Instructions to follow - Copy the data that follows exactly as it is, excluding all pictures.

** Opening Exercise materials block **

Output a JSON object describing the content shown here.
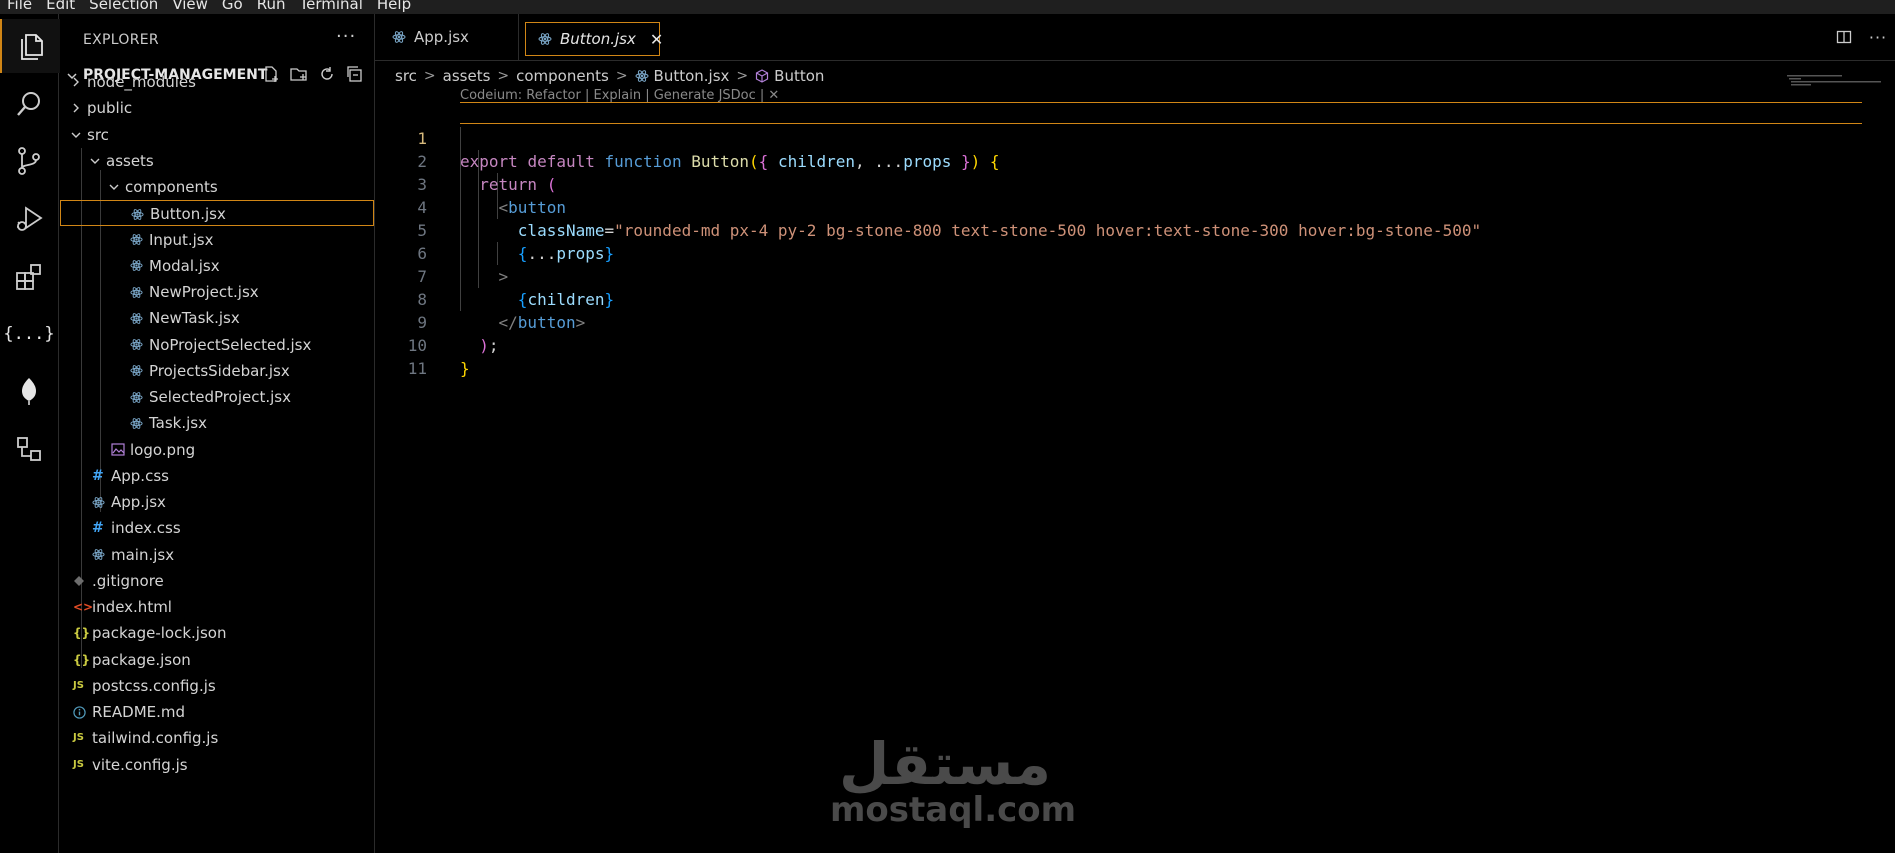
{
  "menubar": [
    "File",
    "Edit",
    "Selection",
    "View",
    "Go",
    "Run",
    "Terminal",
    "Help"
  ],
  "activity_bar": [
    {
      "icon": "files-icon",
      "active": true
    },
    {
      "icon": "search-icon"
    },
    {
      "icon": "source-control-icon"
    },
    {
      "icon": "run-debug-icon"
    },
    {
      "icon": "extensions-icon"
    },
    {
      "icon": "json-braces-icon",
      "text": "{...}"
    },
    {
      "icon": "mongodb-leaf-icon"
    },
    {
      "icon": "remote-explorer-icon"
    }
  ],
  "explorer": {
    "title": "EXPLORER",
    "more": "···",
    "project": "PROJECT-MANAGEMENT",
    "tree": [
      {
        "label": "node_modules",
        "kind": "folder",
        "expanded": false
      },
      {
        "label": "public",
        "kind": "folder",
        "expanded": false
      },
      {
        "label": "src",
        "kind": "folder",
        "expanded": true
      },
      {
        "label": "assets",
        "kind": "folder",
        "expanded": true
      },
      {
        "label": "components",
        "kind": "folder",
        "expanded": true
      },
      {
        "label": "Button.jsx",
        "kind": "react",
        "selected": true
      },
      {
        "label": "Input.jsx",
        "kind": "react"
      },
      {
        "label": "Modal.jsx",
        "kind": "react"
      },
      {
        "label": "NewProject.jsx",
        "kind": "react"
      },
      {
        "label": "NewTask.jsx",
        "kind": "react"
      },
      {
        "label": "NoProjectSelected.jsx",
        "kind": "react"
      },
      {
        "label": "ProjectsSidebar.jsx",
        "kind": "react"
      },
      {
        "label": "SelectedProject.jsx",
        "kind": "react"
      },
      {
        "label": "Task.jsx",
        "kind": "react"
      },
      {
        "label": "logo.png",
        "kind": "image"
      },
      {
        "label": "App.css",
        "kind": "css"
      },
      {
        "label": "App.jsx",
        "kind": "react"
      },
      {
        "label": "index.css",
        "kind": "css"
      },
      {
        "label": "main.jsx",
        "kind": "react"
      },
      {
        "label": ".gitignore",
        "kind": "git"
      },
      {
        "label": "index.html",
        "kind": "html"
      },
      {
        "label": "package-lock.json",
        "kind": "json"
      },
      {
        "label": "package.json",
        "kind": "json"
      },
      {
        "label": "postcss.config.js",
        "kind": "js"
      },
      {
        "label": "README.md",
        "kind": "info"
      },
      {
        "label": "tailwind.config.js",
        "kind": "js"
      },
      {
        "label": "vite.config.js",
        "kind": "js"
      }
    ]
  },
  "tabs": [
    {
      "label": "App.jsx",
      "active": false
    },
    {
      "label": "Button.jsx",
      "active": true,
      "close": "✕"
    }
  ],
  "breadcrumb": [
    "src",
    "assets",
    "components",
    "Button.jsx",
    "Button"
  ],
  "codelens": "Codeium: Refactor | Explain | Generate JSDoc | ✕",
  "code_lines": [
    {
      "n": "1",
      "text": "export default function Button({ children, ...props }) {"
    },
    {
      "n": "2",
      "text": "return ("
    },
    {
      "n": "3",
      "text": "<button"
    },
    {
      "n": "4",
      "text": "className=\"rounded-md px-4 py-2 bg-stone-800 text-stone-500 hover:text-stone-300 hover:bg-stone-500\""
    },
    {
      "n": "5",
      "text": "{...props}"
    },
    {
      "n": "6",
      "text": ">"
    },
    {
      "n": "7",
      "text": "{children}"
    },
    {
      "n": "8",
      "text": "</button>"
    },
    {
      "n": "9",
      "text": ");"
    },
    {
      "n": "10",
      "text": "}"
    },
    {
      "n": "11",
      "text": ""
    }
  ],
  "watermark": {
    "arabic": "مستقل",
    "latin": "mostaql.com"
  },
  "colors": {
    "accent": "#d18616",
    "background": "#000000"
  }
}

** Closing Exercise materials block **

Final answer -
Output a JSON object describing the content shown here.
{
  "menubar": [
    "File",
    "Edit",
    "Selection",
    "View",
    "Go",
    "Run",
    "Terminal",
    "Help"
  ],
  "activity_bar": [
    {
      "icon": "files-icon",
      "active": true
    },
    {
      "icon": "search-icon"
    },
    {
      "icon": "source-control-icon"
    },
    {
      "icon": "run-debug-icon"
    },
    {
      "icon": "extensions-icon"
    },
    {
      "icon": "json-braces-icon",
      "text": "{...}"
    },
    {
      "icon": "mongodb-leaf-icon"
    },
    {
      "icon": "remote-explorer-icon"
    }
  ],
  "explorer": {
    "title": "EXPLORER",
    "more": "···",
    "project": "PROJECT-MANAGEMENT",
    "tree": [
      {
        "label": "node_modules",
        "kind": "folder",
        "expanded": false
      },
      {
        "label": "public",
        "kind": "folder",
        "expanded": false
      },
      {
        "label": "src",
        "kind": "folder",
        "expanded": true
      },
      {
        "label": "assets",
        "kind": "folder",
        "expanded": true
      },
      {
        "label": "components",
        "kind": "folder",
        "expanded": true
      },
      {
        "label": "Button.jsx",
        "kind": "react",
        "selected": true
      },
      {
        "label": "Input.jsx",
        "kind": "react"
      },
      {
        "label": "Modal.jsx",
        "kind": "react"
      },
      {
        "label": "NewProject.jsx",
        "kind": "react"
      },
      {
        "label": "NewTask.jsx",
        "kind": "react"
      },
      {
        "label": "NoProjectSelected.jsx",
        "kind": "react"
      },
      {
        "label": "ProjectsSidebar.jsx",
        "kind": "react"
      },
      {
        "label": "SelectedProject.jsx",
        "kind": "react"
      },
      {
        "label": "Task.jsx",
        "kind": "react"
      },
      {
        "label": "logo.png",
        "kind": "image"
      },
      {
        "label": "App.css",
        "kind": "css"
      },
      {
        "label": "App.jsx",
        "kind": "react"
      },
      {
        "label": "index.css",
        "kind": "css"
      },
      {
        "label": "main.jsx",
        "kind": "react"
      },
      {
        "label": ".gitignore",
        "kind": "git"
      },
      {
        "label": "index.html",
        "kind": "html"
      },
      {
        "label": "package-lock.json",
        "kind": "json"
      },
      {
        "label": "package.json",
        "kind": "json"
      },
      {
        "label": "postcss.config.js",
        "kind": "js"
      },
      {
        "label": "README.md",
        "kind": "info"
      },
      {
        "label": "tailwind.config.js",
        "kind": "js"
      },
      {
        "label": "vite.config.js",
        "kind": "js"
      }
    ]
  },
  "tabs": [
    {
      "label": "App.jsx",
      "active": false
    },
    {
      "label": "Button.jsx",
      "active": true,
      "close": "✕"
    }
  ],
  "breadcrumb": [
    "src",
    "assets",
    "components",
    "Button.jsx",
    "Button"
  ],
  "codelens": "Codeium: Refactor | Explain | Generate JSDoc | ✕",
  "code_lines": [
    {
      "n": "1",
      "text": "export default function Button({ children, ...props }) {"
    },
    {
      "n": "2",
      "text": "return ("
    },
    {
      "n": "3",
      "text": "<button"
    },
    {
      "n": "4",
      "text": "className=\"rounded-md px-4 py-2 bg-stone-800 text-stone-500 hover:text-stone-300 hover:bg-stone-500\""
    },
    {
      "n": "5",
      "text": "{...props}"
    },
    {
      "n": "6",
      "text": ">"
    },
    {
      "n": "7",
      "text": "{children}"
    },
    {
      "n": "8",
      "text": "</button>"
    },
    {
      "n": "9",
      "text": ");"
    },
    {
      "n": "10",
      "text": "}"
    },
    {
      "n": "11",
      "text": ""
    }
  ],
  "watermark": {
    "arabic": "مستقل",
    "latin": "mostaql.com"
  },
  "colors": {
    "accent": "#d18616",
    "background": "#000000"
  }
}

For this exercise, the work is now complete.